• **WHAT TO WORK ON**
Would you copy every line of the listing below that includes the word "admin"?

• **DATA PROVIDED**
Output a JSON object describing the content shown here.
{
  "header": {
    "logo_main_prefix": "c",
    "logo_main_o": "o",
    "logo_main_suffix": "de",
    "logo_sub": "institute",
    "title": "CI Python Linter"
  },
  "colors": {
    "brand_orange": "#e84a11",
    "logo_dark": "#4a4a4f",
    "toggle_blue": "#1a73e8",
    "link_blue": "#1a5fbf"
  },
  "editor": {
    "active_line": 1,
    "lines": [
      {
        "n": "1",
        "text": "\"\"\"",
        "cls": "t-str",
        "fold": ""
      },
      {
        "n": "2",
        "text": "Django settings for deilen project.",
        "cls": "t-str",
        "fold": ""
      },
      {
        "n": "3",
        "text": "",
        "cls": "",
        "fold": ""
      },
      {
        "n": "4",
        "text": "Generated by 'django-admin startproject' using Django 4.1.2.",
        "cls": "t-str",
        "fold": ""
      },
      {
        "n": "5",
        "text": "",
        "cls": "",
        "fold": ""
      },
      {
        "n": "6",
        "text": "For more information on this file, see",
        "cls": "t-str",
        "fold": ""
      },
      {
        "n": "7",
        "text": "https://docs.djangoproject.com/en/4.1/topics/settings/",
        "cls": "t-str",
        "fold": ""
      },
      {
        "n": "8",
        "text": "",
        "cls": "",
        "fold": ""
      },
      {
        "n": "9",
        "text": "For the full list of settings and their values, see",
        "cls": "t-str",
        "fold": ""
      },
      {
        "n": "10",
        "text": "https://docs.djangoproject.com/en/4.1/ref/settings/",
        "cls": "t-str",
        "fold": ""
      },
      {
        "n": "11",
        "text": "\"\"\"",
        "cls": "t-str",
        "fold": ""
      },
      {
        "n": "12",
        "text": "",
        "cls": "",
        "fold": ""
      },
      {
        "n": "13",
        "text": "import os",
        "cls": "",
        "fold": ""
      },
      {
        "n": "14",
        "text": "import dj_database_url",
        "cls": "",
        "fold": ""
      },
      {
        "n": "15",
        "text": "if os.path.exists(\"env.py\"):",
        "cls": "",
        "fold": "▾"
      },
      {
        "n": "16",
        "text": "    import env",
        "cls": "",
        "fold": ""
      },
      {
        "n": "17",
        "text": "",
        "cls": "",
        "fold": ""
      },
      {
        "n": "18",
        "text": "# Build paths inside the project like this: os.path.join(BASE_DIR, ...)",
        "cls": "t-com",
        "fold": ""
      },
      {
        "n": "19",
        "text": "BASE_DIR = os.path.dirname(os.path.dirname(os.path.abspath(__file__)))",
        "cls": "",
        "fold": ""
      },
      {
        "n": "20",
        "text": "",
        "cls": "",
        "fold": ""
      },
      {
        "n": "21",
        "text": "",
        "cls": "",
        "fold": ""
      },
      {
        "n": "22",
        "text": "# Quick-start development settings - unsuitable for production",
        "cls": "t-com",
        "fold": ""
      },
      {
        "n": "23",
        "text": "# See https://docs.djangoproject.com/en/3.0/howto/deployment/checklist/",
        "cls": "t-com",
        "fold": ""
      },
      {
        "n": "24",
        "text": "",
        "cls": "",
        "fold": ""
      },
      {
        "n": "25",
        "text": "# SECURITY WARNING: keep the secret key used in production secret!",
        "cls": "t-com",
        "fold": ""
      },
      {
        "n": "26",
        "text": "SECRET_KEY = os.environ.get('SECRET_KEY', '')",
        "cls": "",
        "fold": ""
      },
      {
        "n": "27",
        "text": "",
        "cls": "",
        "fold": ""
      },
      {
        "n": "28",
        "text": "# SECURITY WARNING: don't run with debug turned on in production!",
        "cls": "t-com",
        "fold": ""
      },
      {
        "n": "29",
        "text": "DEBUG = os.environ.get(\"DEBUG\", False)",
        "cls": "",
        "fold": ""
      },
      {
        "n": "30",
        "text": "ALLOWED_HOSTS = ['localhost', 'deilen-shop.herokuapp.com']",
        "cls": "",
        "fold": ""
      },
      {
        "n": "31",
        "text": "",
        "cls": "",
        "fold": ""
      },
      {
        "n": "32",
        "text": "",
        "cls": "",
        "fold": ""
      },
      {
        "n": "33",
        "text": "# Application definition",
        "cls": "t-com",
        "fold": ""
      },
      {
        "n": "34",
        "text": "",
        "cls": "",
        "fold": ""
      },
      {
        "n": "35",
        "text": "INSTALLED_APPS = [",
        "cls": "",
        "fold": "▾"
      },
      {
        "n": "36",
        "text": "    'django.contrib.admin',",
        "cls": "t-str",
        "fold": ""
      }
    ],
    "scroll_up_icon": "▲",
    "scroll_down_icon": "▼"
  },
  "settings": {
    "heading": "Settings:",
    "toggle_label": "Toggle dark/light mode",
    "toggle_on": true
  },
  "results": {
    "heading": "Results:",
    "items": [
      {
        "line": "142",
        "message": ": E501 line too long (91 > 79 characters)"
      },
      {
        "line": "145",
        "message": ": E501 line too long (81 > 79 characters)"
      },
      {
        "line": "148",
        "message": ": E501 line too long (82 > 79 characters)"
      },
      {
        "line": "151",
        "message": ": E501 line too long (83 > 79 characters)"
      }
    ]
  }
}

• **YOUR SOLUTION**
        "text": "Generated by 'django-admin startproject' using Django 4.1.2.",
        "text": "    'django.contrib.admin',",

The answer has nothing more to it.